Record Type: Journal
Publication Date: 2010-Mar
Pages: 14
Abstractor: ERIC
Reference Count: 33
ISBN: N/A
ISSN: ISSN-0740-2708
Andragogical Methods and Readiness for the Correctional GED Classroom
Alewine, Hollisa S.
Journal of Correctional Education, v61 n1 p9-22 Mar 2010
The educational experience for an inmate is part of an ethos of personal restriction. Within the social and physical restriction of prison, the research assessed the extent to which andragogical treatment could influence inmate mood and behavior in the classroom. The need to improve inmate readiness for the Federal Bureau of Prisons mandatory GED program was recognized by correctional education staff. Implementing methods based on assumptions in andragogy, an orientation treatment group was compared to a control group for significant difference in emotional readiness and GED classroom behavior. Educational orientation, an andragogical component recommended in adult education literature, was the vital first step in establishing the best mood state for learning. The research design was a quasi-experimental post-test only design. The objectives of the treatment reflected hypotheses that there was a significant difference between andragogically oriented students and nonoriented students in self-reports of POMS values, classroom teacher assessments of mood states, and mean values of off-task classroom behaviors. The orientation attempted to manipulate the classroom ethos to a positive mood persuasive in the classroom environment, and the hypotheses isolated the mood states and behavior that contributed to ethos. The population was male inmates entering the GED classroom at the Federal Correctional Institution, Manchester, Kentucky, from January 31, 2007, through March 30, 2007. Hypotheses were tested to determine if orientation to a mandatory GED class improved readiness in self-perception of mood state, teacher perception of mood state, and teacher perception of classroom behavior. The orientation treatment demonstrated mixed results. Teacher evaluations of negative classroom behavior reflected no difference between the treatment and control groups. However, the analysis of the electronic student record demonstrated significant difference in behavior between the control and treatment groups. Orientation demonstrated usefulness in the actual behavior of the student. In terms of negative behavior, the orientation was a statistically significant contribution to improving classroom ethos. (Contains 5 tables.)

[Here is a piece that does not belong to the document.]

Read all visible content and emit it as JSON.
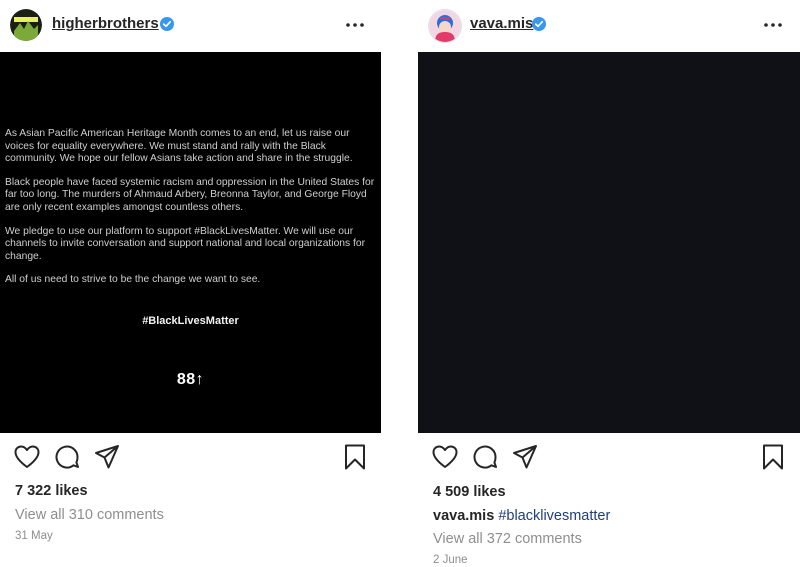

Correctional Education Association. 8182 Lark Brown Road Suite 202, Elkridge, MD 21075. Tel: 800-783-1232; Fax: 443-459-3088; e-mail: ceaoffice@aol.com; Web site: http://www.ceanational.org
Publication Type: Journal Articles; Reports - Research
Education Level: Adult Education
Audience: N/A
Language: English
Sponsor: N/A
Authoring Institution: N/A
Identifiers - Location: Kentucky